And there’s more “we” than “I” in that confrontation. Gonjasufi’s lyrics feel more than ever like they’re sung in his characteristic wobbly, mutating wail because that piercing tone is the best way to reach out to people. Entreaties like “Is anyone else tired/From working on a slave ship?” (from opening cut “Your Maker”), declarations that “Babylon hates me/And they want me killed” (“The Kill”), and demands to “Forget your story and fake glory/Get your devils off of me” (“The Conspiracy”) are the words of someone reckoning with his fears and traumas in public to feel less alone. “Everything’s fucked” isn’t exactly a rare sentiment this year, though, and some stress is better empathized with when it’s felt rather than spoken, so he’s still riding on a tendency to show-not-tell his through tone. There’s a lot of distortion and overblown, in-the-red bass smothering the clarity of his words—even as it boosts the intensity of the voice delivering them. (The way his breathless, fuzz-drenched repetition of “stay out” melts into a caustically dissolving analog synth is borderline horrifying.)

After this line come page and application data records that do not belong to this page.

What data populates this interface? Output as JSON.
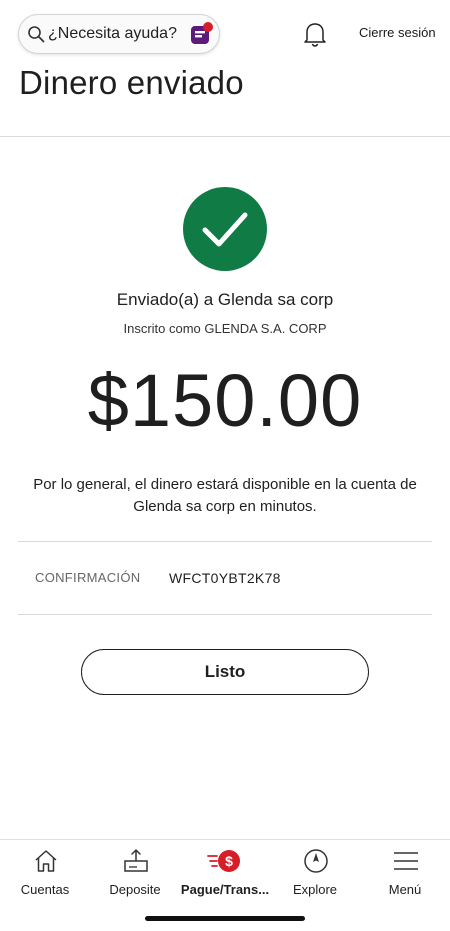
{
  "header": {
    "search_placeholder": "¿Necesita ayuda?",
    "signout_label": "Cierre sesión"
  },
  "page": {
    "title": "Dinero enviado"
  },
  "confirmation": {
    "sent_to": "Enviado(a) a Glenda sa corp",
    "enrolled_as": "Inscrito como GLENDA S.A. CORP",
    "amount": "$150.00",
    "availability_note": "Por lo general, el dinero estará disponible en la cuenta de Glenda sa corp en minutos.",
    "confirmation_label": "CONFIRMACIÓN",
    "confirmation_number": "WFCT0YBT2K78",
    "done_label": "Listo"
  },
  "tabs": [
    {
      "label": "Cuentas",
      "icon": "home-icon",
      "active": false
    },
    {
      "label": "Deposite",
      "icon": "deposit-icon",
      "active": false
    },
    {
      "label": "Pague/Trans...",
      "icon": "pay-transfer-icon",
      "active": true
    },
    {
      "label": "Explore",
      "icon": "compass-icon",
      "active": false
    },
    {
      "label": "Menú",
      "icon": "menu-icon",
      "active": false
    }
  ],
  "colors": {
    "success_green": "#117b45",
    "brand_red": "#d71e28",
    "brand_purple": "#5c1a7a"
  }
}
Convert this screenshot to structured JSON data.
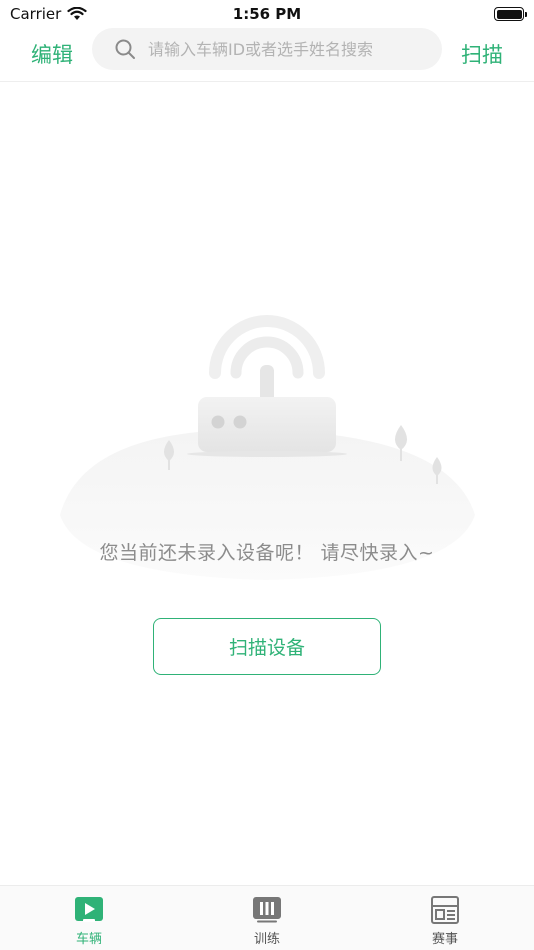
{
  "status_bar": {
    "carrier": "Carrier",
    "time": "1:56 PM"
  },
  "nav": {
    "edit_label": "编辑",
    "scan_label": "扫描",
    "search_placeholder": "请输入车辆ID或者选手姓名搜索"
  },
  "empty_state": {
    "message": "您当前还未录入设备呢！ 请尽快录入~",
    "button_label": "扫描设备"
  },
  "tabs": [
    {
      "label": "车辆",
      "icon": "vehicle-icon",
      "active": true
    },
    {
      "label": "训练",
      "icon": "training-icon",
      "active": false
    },
    {
      "label": "赛事",
      "icon": "event-icon",
      "active": false
    }
  ],
  "colors": {
    "accent": "#2fb277",
    "muted_text": "#8c8c8c",
    "placeholder": "#b3b3b3"
  }
}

The mood of Callus comes off as embattled and mercurial as the mindstate of anyone trying to get their shit together and find a way through. And the music, filled with reverb and fuzz and gristle and the smell of ozone, demands both your attention and your resilience. Some fuss has been made about the appearance of former Cure guitarist Pearl Thompson, who shows up a few times (heard best on “The Kill”) to grind out some fuzz-toned squalls of noise. But it’s all of a piece, with the Special Guest Star moments subsumed into a bigger wall of noise. There’s King Tubby dub bleeps echoing into the distance (“Your Maker”), lo-fi guitar sludge lodged somewhere between Neu!’s “Super 16” and the murkier reaches of early Sub Pop (“Maniac Depressant”), industrial machine-gun synth-drums (“Afrikan Spaceship”), EWF kalimbas swamped by doom-metal bass/organ churns (“The Jinx”), and a bonafide modern-day goth dancefloor filler (“Vinaigrette”). The atmosphere might get oppressive, but it never feels stuck. Besides handily proving that it’s a fairly straight line from Gaslamp Killer-style acid-funk crate-digging to the grimier pages in Adrian Sherwood’s portfolio, Callus is also a healthy reminder that it takes some strikingly noisy stuff to actually hold up against his voice. Get used to it; even when it sandpapers your ears, it just makes the path to your mind that much clearer.
Presented by: Willemeen & Luxor Night Live